A “talent” represented a large sum of money. It was actually a measure of weight, the largest weight in use among Jews (though its precise size is not known). When used, as here, for amounts of money, it was gold, silver, or copper that was weighed. In the parable it’s not specified which metal the talent comprised of, but either way “ten thousand talents” represented a huge sum of money.
10,000 talents = “MILLIONS of dollars” (NLT)
• The servant would not forgive a debt of 100 denarii.
A denarius was a Roman silver coin. It was the wage an ordinary laborer was paid for a day’s work. There were 6,000 denarii to a talent.
100 denarii = a common laborer’s wages for 100 DAYS
The wages for a hundred day’s work is not an insignificant amount of money. But a debt of 100 denarii looks very small when compared to a debt of ten thousand talents!
This parable teaches us why and how we should forgive:
1. We have been forgiven FAR MORE that we will ever forgive.
He does not treat us as our sins deserve or repay us according to our iniquities. For as high as the heavens are above the earth, so great is his love for those who fear him; as far as the east is from the west, so far has he removed our transgressions from us (Psalm 103:10-12).
As we read this parable we, like the servants in the story, we get angry with the unmerciful servant. But then we realize that we are like that servant when we refuse to forgive.
(This is reminiscent of the parable Nathan told King David, culminating in the devastating accusation, “You are the man!”)
2. We will NOT be forgiven by God if we are UNFORGIVING.
“This is how my heavenly Father will treat each of you…” (Matthew 18:35a).

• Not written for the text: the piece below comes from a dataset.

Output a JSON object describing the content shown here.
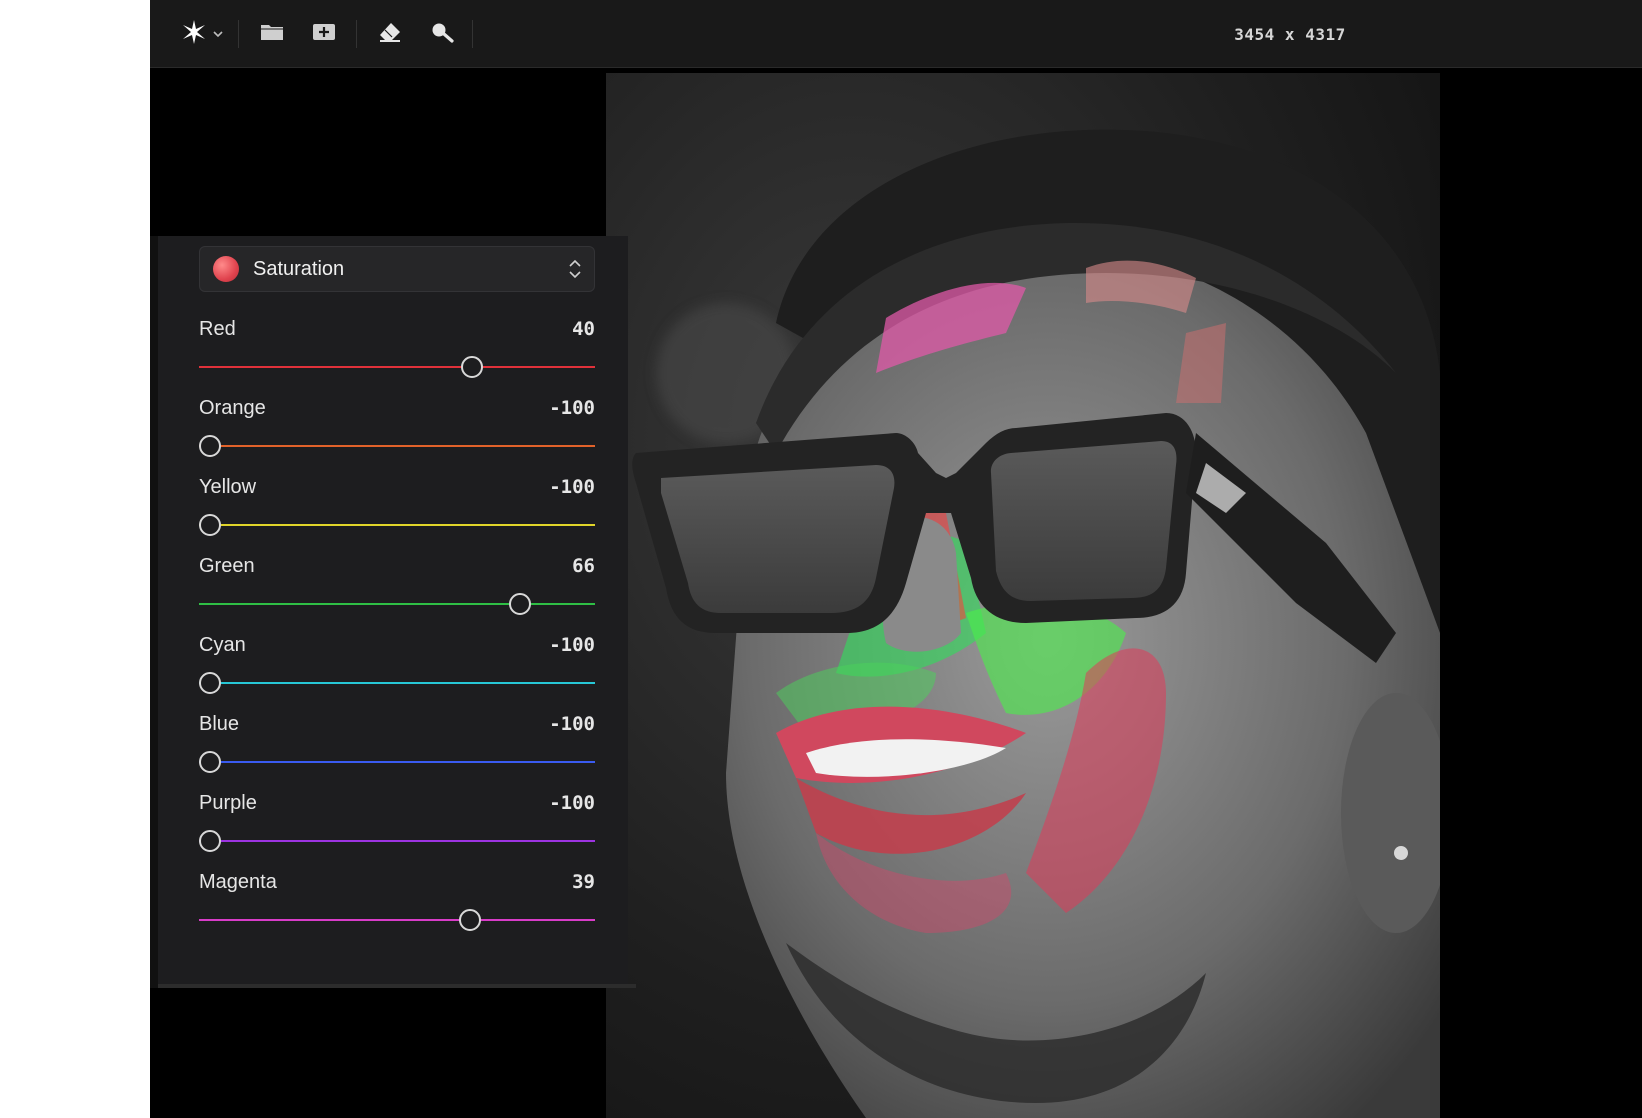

“For if you forgive men when they sin against you, your heavenly Father will also forgive you. But if you do not forgive men their sins, your Father will not forgive your sins” (Matthew 6:14-15).
3. We should forgive CONSTANTLY.

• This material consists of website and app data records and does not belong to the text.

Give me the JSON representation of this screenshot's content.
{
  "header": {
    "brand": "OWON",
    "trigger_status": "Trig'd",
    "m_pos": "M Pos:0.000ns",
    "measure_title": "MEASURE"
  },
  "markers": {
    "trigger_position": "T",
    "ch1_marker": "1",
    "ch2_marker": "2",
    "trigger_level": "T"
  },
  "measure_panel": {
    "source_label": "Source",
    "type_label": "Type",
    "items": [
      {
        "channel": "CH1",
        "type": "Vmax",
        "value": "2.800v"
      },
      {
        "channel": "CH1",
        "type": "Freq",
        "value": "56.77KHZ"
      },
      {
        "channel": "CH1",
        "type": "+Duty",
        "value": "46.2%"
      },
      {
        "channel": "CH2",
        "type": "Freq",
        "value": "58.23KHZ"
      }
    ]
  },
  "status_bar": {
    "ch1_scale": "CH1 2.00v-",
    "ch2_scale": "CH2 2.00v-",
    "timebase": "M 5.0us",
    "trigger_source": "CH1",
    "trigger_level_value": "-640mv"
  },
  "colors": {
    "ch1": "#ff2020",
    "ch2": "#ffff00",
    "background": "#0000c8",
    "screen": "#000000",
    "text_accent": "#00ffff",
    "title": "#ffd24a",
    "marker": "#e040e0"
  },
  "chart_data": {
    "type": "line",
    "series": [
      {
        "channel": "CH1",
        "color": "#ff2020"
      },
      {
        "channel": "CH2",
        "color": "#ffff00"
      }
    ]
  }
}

Then Peter came to Jesus and asked, “Lord, how many times shall I forgive my brother when he sins against me? Up to seven times?” Jesus answered, “I tell you, not seven times, but seventy-seven times” (Matthew 18:21-22).
There was a rabbinic view that a person needed to forgive someone only three times: “If a man commits a transgression, the first, second and third time he is forgiven, the fourth time he is not forgiven” (Yoma 86b). Surely forgiving the same person seven times would be enough?
“Revenge is sweet.”
“Lamech said to his wives, ‘Adah and Zillah, listen to me; wives of Lamech, hear my words. I have killed a man for wounding me, a young man for injuring me. If Cain is avenged seven times, then Lamech seventy-seven times’” (Genesis 4:23-24). “Cain said to the Lord, ‘…whoever finds me will kill me.’ But the Lord said to him, ‘Not so; if anyone kills Cain, he will suffer vengeance seven times over’” (Genesis 4:13, 14-15).